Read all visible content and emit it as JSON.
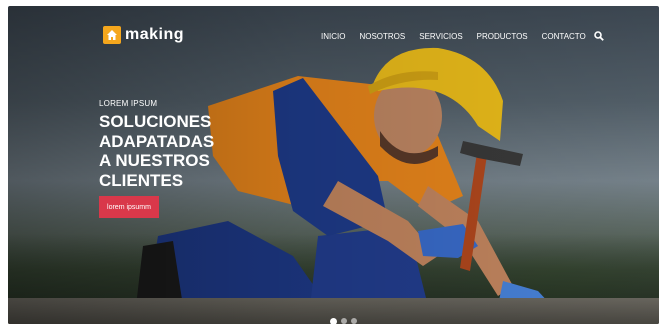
{
  "brand": {
    "name": "making",
    "icon": "home-icon",
    "accent": "#f5a71d"
  },
  "nav": {
    "items": [
      "INICIO",
      "NOSOTROS",
      "SERVICIOS",
      "PRODUCTOS",
      "CONTACTO"
    ],
    "search_icon": "search-icon"
  },
  "hero": {
    "eyebrow": "LOREM IPSUM",
    "headline_lines": [
      "SOLUCIONES",
      "ADAPATADAS",
      "A NUESTROS",
      "CLIENTES"
    ],
    "cta_label": "lorem ipsumm",
    "cta_color": "#d9384a"
  },
  "carousel": {
    "slides": 3,
    "active": 1
  }
}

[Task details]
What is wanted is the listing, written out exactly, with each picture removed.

[Output of the task]
Read all visible content and emit it as JSON.
{
  "brand": {
    "name": "making",
    "icon": "home-icon",
    "accent": "#f5a71d"
  },
  "nav": {
    "items": [
      "INICIO",
      "NOSOTROS",
      "SERVICIOS",
      "PRODUCTOS",
      "CONTACTO"
    ],
    "search_icon": "search-icon"
  },
  "hero": {
    "eyebrow": "LOREM IPSUM",
    "headline_lines": [
      "SOLUCIONES",
      "ADAPATADAS",
      "A NUESTROS",
      "CLIENTES"
    ],
    "cta_label": "lorem ipsumm",
    "cta_color": "#d9384a"
  },
  "carousel": {
    "slides": 3,
    "active": 1
  }
}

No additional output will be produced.